WASHINGTON – Today, Senators Mike Lee (R-Utah), Chris Coons (D-Del.), James Lankford (R-Okla.), Jeanne Shaheen (D-N.H.), Tim Scott (R-S.C.), Amy Klobuchar (D-Minn.), Susan Collins (R-Maine), and Catherine Cortez Masto (D-Nev.) introduced the Universal Giving Pandemic Response and Recovery Act, a bipartisan proposal to extend and expand the universal charitable deduction. The bill would ensure that Americans who donate to non-profits such as charitable and religious organizations are able to deduct their giving from their federal tax liability at a higher level than the $300 deduction instituted temporarily through two of the COVID-19 relief packages.
More specifically, the Universal Giving Pandemic Response and Recovery Act would empower Americans who do not itemize on their tax returns to exclude a larger amount of their charitable giving from their taxable income—up to one-third the value of the standard deduction (which is about $4,000 for individuals and $8,000 for married couples filing jointly). This effort is in the same spirit as Senator Lee’s Social Capital Project within the Joint Economic Committee, which is focused on the importance of our associational life, enabled through institutions like churches, charities, and community partnerships. In fact, a 2019 report from the committee recommended a similar reform to help renew America’s voluntary institutions.
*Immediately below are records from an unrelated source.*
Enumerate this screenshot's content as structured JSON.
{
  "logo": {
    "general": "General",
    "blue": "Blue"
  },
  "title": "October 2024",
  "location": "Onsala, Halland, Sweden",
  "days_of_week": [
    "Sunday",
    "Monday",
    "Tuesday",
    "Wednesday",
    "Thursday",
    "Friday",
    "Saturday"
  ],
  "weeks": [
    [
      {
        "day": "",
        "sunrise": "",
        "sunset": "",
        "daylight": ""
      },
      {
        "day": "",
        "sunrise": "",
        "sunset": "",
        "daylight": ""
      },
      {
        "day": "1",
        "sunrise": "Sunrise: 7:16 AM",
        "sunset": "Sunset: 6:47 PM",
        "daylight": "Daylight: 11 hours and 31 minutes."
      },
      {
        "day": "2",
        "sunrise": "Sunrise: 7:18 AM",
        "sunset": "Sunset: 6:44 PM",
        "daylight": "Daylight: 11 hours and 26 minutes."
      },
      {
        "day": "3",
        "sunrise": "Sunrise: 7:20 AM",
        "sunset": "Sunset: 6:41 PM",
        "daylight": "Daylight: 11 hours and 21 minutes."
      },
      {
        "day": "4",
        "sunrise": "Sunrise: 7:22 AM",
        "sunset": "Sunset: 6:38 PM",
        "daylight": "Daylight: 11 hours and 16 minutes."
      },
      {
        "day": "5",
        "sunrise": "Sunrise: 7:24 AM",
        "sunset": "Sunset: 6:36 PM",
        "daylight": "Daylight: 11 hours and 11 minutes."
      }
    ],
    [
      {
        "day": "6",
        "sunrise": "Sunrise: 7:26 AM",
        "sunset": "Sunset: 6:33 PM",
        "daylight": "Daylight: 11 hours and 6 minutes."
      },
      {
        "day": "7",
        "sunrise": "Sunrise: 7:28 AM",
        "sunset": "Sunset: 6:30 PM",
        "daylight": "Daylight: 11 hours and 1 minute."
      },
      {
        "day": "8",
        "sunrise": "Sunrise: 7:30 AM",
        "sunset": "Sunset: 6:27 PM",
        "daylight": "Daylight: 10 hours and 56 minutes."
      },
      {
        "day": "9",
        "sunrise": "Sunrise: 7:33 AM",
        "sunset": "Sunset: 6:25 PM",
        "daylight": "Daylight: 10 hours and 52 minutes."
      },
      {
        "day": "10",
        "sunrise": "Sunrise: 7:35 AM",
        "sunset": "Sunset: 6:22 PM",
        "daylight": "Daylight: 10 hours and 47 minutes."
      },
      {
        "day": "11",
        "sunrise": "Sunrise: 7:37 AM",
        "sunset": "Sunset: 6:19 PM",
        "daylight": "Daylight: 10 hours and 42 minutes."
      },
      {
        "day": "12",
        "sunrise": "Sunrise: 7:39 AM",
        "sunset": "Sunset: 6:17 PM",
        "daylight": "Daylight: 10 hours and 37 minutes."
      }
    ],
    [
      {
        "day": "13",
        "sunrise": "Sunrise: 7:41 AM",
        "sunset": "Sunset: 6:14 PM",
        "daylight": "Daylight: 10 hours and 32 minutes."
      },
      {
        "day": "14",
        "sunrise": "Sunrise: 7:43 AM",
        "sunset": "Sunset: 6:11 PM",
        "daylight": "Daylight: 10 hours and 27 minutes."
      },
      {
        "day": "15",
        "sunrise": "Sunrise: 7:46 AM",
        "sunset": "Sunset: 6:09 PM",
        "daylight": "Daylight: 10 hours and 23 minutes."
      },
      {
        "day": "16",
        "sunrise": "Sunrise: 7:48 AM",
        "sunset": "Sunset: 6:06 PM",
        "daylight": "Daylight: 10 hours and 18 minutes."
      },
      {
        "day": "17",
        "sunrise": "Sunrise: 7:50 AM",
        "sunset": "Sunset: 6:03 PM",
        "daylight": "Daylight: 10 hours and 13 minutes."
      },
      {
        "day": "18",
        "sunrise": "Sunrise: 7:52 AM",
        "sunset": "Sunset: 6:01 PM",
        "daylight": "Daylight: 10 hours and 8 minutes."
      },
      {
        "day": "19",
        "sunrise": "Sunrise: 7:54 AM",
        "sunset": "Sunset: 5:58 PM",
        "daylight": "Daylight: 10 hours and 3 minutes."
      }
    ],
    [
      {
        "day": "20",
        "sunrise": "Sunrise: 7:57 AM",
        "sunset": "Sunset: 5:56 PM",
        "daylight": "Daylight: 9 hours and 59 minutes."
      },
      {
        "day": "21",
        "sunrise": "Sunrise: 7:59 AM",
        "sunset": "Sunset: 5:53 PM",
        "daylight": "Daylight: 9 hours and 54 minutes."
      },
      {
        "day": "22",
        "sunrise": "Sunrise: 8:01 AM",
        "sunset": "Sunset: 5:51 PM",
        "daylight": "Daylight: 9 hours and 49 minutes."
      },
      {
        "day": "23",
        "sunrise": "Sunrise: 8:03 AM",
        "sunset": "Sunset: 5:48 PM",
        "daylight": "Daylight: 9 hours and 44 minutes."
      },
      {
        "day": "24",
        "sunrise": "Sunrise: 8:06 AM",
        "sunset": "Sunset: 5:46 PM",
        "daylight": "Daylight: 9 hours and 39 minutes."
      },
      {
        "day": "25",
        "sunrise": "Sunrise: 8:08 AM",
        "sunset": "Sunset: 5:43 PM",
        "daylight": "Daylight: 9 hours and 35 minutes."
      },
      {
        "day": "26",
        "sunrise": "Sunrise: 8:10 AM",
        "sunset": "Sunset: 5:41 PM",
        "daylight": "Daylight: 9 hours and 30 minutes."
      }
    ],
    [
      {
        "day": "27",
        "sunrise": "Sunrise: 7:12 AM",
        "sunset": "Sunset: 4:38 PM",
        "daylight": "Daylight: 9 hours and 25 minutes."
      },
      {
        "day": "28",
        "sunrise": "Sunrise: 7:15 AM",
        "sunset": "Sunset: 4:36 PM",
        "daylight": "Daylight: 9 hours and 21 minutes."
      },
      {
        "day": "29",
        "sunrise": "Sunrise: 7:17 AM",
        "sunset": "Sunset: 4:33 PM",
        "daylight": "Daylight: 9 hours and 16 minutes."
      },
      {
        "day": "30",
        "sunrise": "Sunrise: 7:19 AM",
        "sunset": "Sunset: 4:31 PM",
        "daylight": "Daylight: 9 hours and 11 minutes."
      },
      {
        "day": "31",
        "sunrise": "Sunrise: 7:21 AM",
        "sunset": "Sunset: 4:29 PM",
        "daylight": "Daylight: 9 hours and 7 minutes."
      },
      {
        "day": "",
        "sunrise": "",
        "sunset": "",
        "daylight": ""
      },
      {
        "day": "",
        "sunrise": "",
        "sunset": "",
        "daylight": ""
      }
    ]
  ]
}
“Nonprofits fill the most acute needs in our communities, surpassing governmental efforts in responsiveness, dollar-for-dollar return on investment, and targeting acute and changing needs,” said Senator Lee. “During the pandemic, churches, charities, and community organizations have creatively met immense need in their neighborhoods, despite reports that many sources of donations have disappeared or decreased significantly.
“Last year, our bipartisan coalition paved the way for the creation of a charitable deduction for all American taxpayers. This year, we are again calling on Congress to increase that deduction to more than $4,000 for individuals and $8,000 for married couples. The charitable deduction has long embodied the insight that individuals should not be taxed on money they choose to give away. That maxim should hold irrespective of an individual’s total income,” Lee concluded.
The bill is supported by many nonprofits, including: National Council of Nonprofits, Charitable Giving Coalition, The Philanthropy Roundtable, Faith and Giving Coalition, United Way Worldwide, National Philanthropic Trust, Association of Art Museum Directors, The Nonprofit Alliance, Council for Advancement and Support of Education, Alliance for Strong Families and Communities, American Red Cross, National Association of Evangelicals, Philanthropy Southwest, Council on Foundations, and Independent Sector.
Here’s what Utah supporters are saying:
“The proposed Universal Giving Pandemic Response Act is a critical piece of legislation that can have an immediate impact on our nonprofit ecosystem,” said Jill Remington Love, Executive Director, Utah Department of Heritage and Arts. “Coupled with the 2017 tax reforms, the pandemic and economic downturn over the past year have significantly reduced charitable giving at a time when demand for services has increased exponentially. Nonprofits urgently need additional resources to serve those most impacted through this current crisis. Independent Sector-commissioned research indicates that the proposed legislation could unlock billions in new giving, providing a lifeline for struggling charities. Thank you to the bi-partisan sponsors for working together to champion this important issue.”
“Nonprofit organizations have, for years, been the bedrock of support and inspiration within our communities. We know that since 2017 the share of taxpayers who itemize (thus receiving an incentive for their charitable giving) has declined to approximately 10%. Additionally, the global pandemic has exacerbated an already fragile system where the needs of our communities are out pacing the availability of government and business support. Overall, this combination presents a challenge for Utah’s nonprofits because while giving and revenues have decreased the demand for services has increased,” said Kate Rubalcava, Chief Executive Officer, Utah Nonprofits Association. “A universal charitable giving incentive is a solid and worthy solution that not only benefits nonprofits, it also benefits communities and governments because nonprofits will have increased resources (from the community) fueling their mission critical work.”